I finished the pre-work on Saturday night. So that was module 5 (Math) and 6 (Conclusion and Reviews).
So the Math was: number systems, order of operations, linear equations, exponents, logarithm, averages, and geometry.
Binary hexadecimal and decimal
- Binary == base 2
- Decimal == base 10
- Hexadecimal == base 16
And when you are using the hexadecimal system, the value of the letters are as follows:
- A == 10
- B == 11
- C == 12
- D == 13
- E == 14
- F == 15
How to convert from binary to decimal
How to convert from hexadecimal to decimal: https://www.binaryhexconverter.com/hex-to-decimal-converter
Order of Operations
We have to consider the order of operations used in math as well as the order of precedence used in Python, which is basically the same as PEMDAS used in arithmetic/math.
- Parentheses ()
- Exponentiation **
- Multiplication * and Division / [if there is more than one of these in the expression, they are evaluated left to right]
- Addition + and Subtraction – [if there is more than one of these in the expression, they are evaluated left to right]
The basics of linear equations, which are all about using what you do know to find out what you don’t know.
How we get a variable like x to stand on its own, with a solvable expression on the other side of the equals sign. We accomplish this by using what amounts to a variation of the Golden Rule, “do to others what you would have them do to you.” In this case, it is “do to the side without the variable that which you do to the side with the variable.”
A repl calculating interest compounded monthly, which to my surprise, involved exponents!
Now that I am looking at it again, I remember helping my son figure out compound interest in school, but clearly it didn’t stick for me, because it looked brand new to me two days ago.

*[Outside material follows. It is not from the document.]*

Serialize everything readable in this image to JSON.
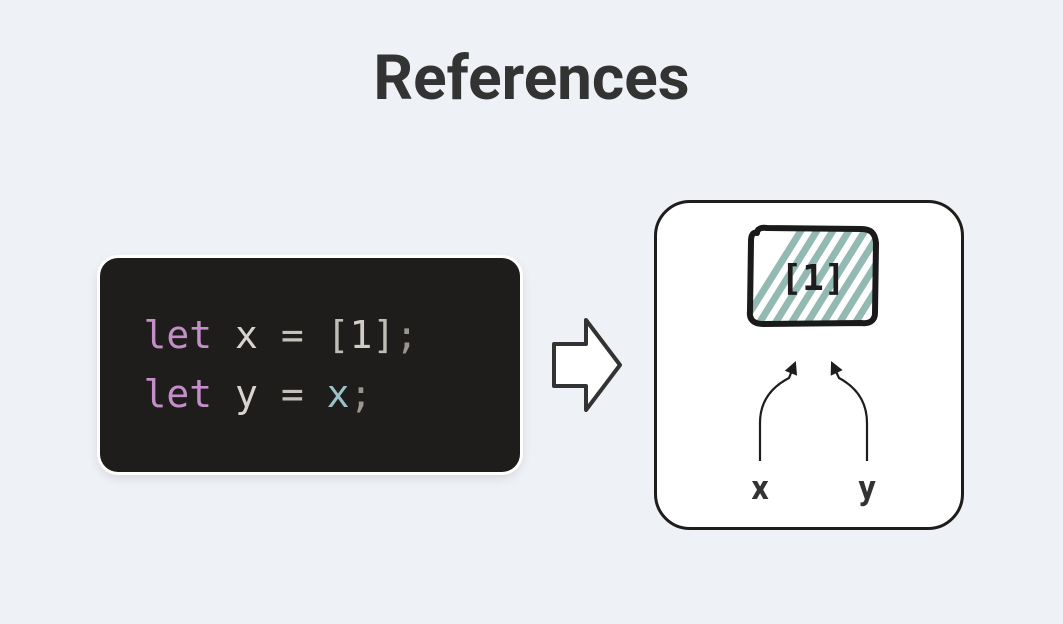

Logarithms are used in computer programming to simplify mathematical calculations. They are used in computer modeling, computer imaging, cryptology, and evaluating the complexity of algorithms. The key point to remember is that logarithms are the reverse of the operation of exponentiation.
There are three types of averages: mean, median, and mode. a mean average can be found by adding up all the numbers in a list and then dividing that result by the number of items in the list.
sidenote on len function
The len function gives us the number of items in a string.
Perimeter and area of a rectangle
A repl calculating perimeter and area of a rectangle
- Area of rectangle = length * width
- Perimeter of rectangle = 2 * (length + width)
- Area of square = side * side (or, side ** 2 remember that ** is the Python exponent operator)
- Perimeter of square = 4 * side
Radius, diameter, and circumference of a circle
Repl calculating radius, diameter and circumference of a circle
- Radius = Diameter / 2 (Note: this is another way of saying the radius is half the diameter.)
- Radius = Circumference / (pi * 2)
- Diameter = Radius * 2
- Diameter = Circumference / pi
- Circumference/Diameter = pi
- Circumference = Diameter * pi
- Circumference = Radius * pi * 2
Area of a circle
A Repl calculating area of a circle
- Area = pi * (radius **2)
- Area = pi * ((diameter / 2) ** 2)
- Pi = area/(radius **2)
Conclusion and Review
What we’ve learned so far . . .
- what programming, coding, and debugging are
- how best to learn new skills and information
- how your computer works
- how to code basic programs in Python
- and a number of math fundamentals that are useful for coding.
Super Common Bugs To Be Aware Of
Here is a list of common errors that Python programmers encounter:
- Using the assignment operator = when you mean to use the equality operator ==.
- Failing to match parentheses (i.e., you are missing an opening or a closing one somewhere in your code).
- Incorrect indentation. This could be a code block (like a loop body, for one) not being indented properly, or if you mix tabs and spaces in your indents you can trigger an error.
- Typos in your variable or function names.
- Quote issues: mixing single and double quotes, forgetting a quote, using a quote around a boolean value, doing something like this text
- Using a variable, or object, before you have initialized it.
- Naming local variables and global variables the same and then trying to use both in the same scope.